The unrest flared first in north London after police shot dead Mark Duggan, a young black man whom police have not been able to prove posed a deadly threat—which would have justified their response, at least in terms of their own code of conduct. That disturbance then mutated into widespread looting and violence.

British leaders are concerned the rioting could damage confidence in the economy and in London, one of the world’s biggest financial centres and venue for next year’s Olympics.

The prime minister said criminal street gangs were at the heart of the violence. “Territorial, hierarchical and incredibly violent, they are mostly composed of young boys, mainly from dysfunctional homes,” he added.

Targeting street gangs ‘a national priority’
Arguing that police, local government and voluntary workers needed to work together to stop inner-city street gangs, as they had in American cities such as Boston, he said: “I want this to be a national priority.”

London police staged new raids on apartments on Thursday recovering looted designer clothes and iPods.

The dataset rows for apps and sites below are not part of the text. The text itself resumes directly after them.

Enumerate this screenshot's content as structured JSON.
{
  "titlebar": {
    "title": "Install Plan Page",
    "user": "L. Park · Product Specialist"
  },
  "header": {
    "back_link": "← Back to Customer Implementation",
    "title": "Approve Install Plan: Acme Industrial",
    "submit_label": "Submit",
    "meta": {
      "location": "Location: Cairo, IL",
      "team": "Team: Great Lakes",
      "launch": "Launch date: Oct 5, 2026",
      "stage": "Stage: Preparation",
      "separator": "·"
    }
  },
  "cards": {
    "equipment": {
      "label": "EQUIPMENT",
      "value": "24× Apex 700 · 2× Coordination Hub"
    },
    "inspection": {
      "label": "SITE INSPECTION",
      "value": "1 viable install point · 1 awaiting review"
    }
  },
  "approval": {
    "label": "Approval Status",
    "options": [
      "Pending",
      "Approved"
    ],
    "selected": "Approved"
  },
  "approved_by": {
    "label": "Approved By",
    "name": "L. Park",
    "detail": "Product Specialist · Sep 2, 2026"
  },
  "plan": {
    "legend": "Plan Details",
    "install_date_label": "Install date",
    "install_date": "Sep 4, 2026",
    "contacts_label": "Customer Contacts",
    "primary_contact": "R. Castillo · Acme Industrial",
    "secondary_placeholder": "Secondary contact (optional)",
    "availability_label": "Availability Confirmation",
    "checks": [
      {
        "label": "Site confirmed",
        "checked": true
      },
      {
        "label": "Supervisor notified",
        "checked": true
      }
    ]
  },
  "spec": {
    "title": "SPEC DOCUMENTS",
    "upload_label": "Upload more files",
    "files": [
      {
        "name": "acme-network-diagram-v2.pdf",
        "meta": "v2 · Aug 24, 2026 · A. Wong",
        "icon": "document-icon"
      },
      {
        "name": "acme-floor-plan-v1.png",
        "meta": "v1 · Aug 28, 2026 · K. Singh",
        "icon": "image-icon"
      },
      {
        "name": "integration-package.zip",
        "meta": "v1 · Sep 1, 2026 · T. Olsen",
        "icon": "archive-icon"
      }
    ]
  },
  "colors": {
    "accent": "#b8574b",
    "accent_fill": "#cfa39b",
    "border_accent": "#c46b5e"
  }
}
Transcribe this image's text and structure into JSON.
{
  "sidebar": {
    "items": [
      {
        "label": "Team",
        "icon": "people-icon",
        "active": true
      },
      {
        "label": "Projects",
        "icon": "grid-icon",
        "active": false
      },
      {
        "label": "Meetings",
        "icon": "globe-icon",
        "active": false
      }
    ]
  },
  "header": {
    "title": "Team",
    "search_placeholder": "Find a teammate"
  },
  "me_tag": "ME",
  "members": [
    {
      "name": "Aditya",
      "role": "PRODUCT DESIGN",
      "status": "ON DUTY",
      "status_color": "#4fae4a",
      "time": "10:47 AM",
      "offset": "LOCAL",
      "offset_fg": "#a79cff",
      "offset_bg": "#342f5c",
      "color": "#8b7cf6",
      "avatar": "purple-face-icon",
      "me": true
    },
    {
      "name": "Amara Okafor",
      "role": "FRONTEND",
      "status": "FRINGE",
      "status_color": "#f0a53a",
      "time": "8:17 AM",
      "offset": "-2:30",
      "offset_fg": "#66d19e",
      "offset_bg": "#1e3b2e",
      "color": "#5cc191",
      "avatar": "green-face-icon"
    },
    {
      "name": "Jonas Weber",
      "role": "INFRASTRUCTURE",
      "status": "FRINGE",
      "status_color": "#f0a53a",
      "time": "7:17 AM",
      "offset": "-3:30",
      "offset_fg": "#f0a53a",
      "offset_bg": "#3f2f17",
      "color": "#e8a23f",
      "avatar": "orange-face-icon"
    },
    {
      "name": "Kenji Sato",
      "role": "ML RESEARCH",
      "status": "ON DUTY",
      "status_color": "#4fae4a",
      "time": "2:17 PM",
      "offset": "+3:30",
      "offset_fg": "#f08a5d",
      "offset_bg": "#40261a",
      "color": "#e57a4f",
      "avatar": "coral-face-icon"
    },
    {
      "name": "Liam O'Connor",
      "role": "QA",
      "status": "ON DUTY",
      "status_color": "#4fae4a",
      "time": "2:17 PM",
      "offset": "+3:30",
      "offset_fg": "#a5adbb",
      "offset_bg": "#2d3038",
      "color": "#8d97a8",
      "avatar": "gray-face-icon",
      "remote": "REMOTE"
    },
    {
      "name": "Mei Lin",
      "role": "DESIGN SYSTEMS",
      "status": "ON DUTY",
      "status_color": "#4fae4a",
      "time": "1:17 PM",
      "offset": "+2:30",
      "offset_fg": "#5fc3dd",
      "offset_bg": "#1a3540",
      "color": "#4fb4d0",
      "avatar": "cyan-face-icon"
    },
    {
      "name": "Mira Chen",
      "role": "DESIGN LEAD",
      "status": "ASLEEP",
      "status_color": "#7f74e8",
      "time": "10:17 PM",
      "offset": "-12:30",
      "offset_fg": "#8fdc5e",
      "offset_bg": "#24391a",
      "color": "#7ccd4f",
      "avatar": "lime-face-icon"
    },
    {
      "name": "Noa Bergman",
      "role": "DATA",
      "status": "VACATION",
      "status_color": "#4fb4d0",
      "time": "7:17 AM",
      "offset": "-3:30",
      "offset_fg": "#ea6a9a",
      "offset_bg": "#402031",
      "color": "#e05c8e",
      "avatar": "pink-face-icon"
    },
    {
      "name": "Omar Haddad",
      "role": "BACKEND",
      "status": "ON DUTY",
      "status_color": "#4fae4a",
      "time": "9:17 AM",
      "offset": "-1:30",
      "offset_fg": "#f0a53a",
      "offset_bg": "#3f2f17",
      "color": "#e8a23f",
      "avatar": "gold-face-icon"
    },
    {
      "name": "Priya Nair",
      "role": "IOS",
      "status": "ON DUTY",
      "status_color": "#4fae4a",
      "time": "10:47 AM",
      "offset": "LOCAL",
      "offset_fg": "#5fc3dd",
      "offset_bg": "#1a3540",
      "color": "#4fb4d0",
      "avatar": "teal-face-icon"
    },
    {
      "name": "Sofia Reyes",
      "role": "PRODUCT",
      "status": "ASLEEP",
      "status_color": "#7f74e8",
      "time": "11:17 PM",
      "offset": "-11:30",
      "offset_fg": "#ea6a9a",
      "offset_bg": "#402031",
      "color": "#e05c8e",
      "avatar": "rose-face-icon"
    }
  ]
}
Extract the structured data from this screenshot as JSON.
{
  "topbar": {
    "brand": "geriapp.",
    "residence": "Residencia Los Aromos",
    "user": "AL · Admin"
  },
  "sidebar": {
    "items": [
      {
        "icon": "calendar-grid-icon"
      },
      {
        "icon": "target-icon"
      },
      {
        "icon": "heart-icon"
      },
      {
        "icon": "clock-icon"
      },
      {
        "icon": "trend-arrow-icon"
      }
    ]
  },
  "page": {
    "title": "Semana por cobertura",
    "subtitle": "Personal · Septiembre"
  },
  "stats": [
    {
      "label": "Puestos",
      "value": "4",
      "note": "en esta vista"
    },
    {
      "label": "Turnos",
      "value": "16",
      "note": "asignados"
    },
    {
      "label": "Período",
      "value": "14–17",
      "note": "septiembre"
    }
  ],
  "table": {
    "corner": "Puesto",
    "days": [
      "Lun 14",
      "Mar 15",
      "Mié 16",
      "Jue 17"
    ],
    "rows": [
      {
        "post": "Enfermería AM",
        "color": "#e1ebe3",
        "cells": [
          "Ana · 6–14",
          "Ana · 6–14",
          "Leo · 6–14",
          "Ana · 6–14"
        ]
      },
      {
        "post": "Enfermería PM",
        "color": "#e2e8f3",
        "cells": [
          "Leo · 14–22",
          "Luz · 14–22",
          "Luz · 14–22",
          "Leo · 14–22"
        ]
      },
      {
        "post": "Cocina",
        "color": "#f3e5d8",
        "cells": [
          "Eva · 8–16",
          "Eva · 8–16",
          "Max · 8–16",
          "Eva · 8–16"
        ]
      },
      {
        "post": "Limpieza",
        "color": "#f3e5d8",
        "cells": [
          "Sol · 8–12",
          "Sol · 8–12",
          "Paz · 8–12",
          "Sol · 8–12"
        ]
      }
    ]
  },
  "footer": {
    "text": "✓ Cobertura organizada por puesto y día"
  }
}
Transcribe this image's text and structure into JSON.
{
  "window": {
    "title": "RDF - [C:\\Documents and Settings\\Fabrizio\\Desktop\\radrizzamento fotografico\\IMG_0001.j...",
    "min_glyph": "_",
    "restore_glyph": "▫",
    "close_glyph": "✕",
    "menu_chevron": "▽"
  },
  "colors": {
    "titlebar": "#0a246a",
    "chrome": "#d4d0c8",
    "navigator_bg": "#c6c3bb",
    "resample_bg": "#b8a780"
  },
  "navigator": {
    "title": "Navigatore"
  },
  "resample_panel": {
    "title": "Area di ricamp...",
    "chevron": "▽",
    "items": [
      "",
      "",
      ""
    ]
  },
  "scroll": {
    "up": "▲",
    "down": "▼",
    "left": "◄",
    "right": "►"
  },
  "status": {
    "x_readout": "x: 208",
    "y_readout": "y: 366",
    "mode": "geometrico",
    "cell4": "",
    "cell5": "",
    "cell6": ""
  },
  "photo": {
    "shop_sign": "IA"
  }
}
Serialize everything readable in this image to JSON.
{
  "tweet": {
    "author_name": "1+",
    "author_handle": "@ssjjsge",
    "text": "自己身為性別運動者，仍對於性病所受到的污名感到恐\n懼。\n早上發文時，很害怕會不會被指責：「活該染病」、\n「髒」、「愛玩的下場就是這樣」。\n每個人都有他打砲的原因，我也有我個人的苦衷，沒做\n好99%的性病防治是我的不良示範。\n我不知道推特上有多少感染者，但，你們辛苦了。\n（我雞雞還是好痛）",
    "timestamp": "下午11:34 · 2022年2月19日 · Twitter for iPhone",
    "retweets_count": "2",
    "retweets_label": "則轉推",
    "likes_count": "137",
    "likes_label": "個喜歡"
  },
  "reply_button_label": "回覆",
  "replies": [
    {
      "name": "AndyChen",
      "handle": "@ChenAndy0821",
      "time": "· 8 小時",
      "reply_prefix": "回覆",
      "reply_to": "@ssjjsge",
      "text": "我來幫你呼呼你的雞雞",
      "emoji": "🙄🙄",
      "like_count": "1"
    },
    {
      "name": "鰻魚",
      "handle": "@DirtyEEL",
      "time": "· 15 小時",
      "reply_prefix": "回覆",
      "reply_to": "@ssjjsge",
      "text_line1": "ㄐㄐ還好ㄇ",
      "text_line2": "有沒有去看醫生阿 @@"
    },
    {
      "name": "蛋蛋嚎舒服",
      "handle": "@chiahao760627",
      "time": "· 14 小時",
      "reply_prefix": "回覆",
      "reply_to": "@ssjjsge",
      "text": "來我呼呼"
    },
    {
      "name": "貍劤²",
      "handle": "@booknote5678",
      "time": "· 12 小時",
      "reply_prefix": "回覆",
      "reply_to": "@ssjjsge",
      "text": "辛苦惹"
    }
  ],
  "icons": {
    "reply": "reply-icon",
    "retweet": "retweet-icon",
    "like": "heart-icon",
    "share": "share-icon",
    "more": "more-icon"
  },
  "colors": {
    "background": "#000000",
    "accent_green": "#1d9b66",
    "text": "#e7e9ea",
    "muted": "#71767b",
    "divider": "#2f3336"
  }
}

A surge in police numbers helped calm streets on Wednesday night, but the previous episodes of often unchecked disorder have embarrassed the authorities and exhausted emergency services.

Apart from Cameron’s view of the rioters as thrill-seeking thugs who are indicative of a breakdown in Britain’s social fabric and morals, others point to chronic tensions between police and youth, a dearth of opportunities for children from disadvantaged areas and visible inequalities where the wealthy often live in elegant houses just yards away from rundown city estates.

Social strains have grown in Britain for some time, with the economy struggling to clamber out of an 18-month recession, one in five young people out of work and high inflation squeezing incomes and hitting the poor hardest.

Accusations of hypocrisy
The crisis has also exposed Britain to opportunistic attack or ridicule from countries stung by frequent Western criticism of their human rights records and who now scent hypocrisy.

Iran’s hardline Kayhan newspaper likened the British riots to Arab protests against autocrats, saying the “tumult against illegitimate rule ... has found its way to the heart of Europe”.

State media in Libya have also depicted the British unrest as legitimate protests born of social deprivation.

Libyan state television said Cameron was using Irish and Scottish “mercenaries” to tame the riots in English cities.—Reuters

Client Media Releases

NWU specialist receives innovation management award
Reduce packaging waste: Ipsos poll
What is transactional SMS?
MTN on data pricing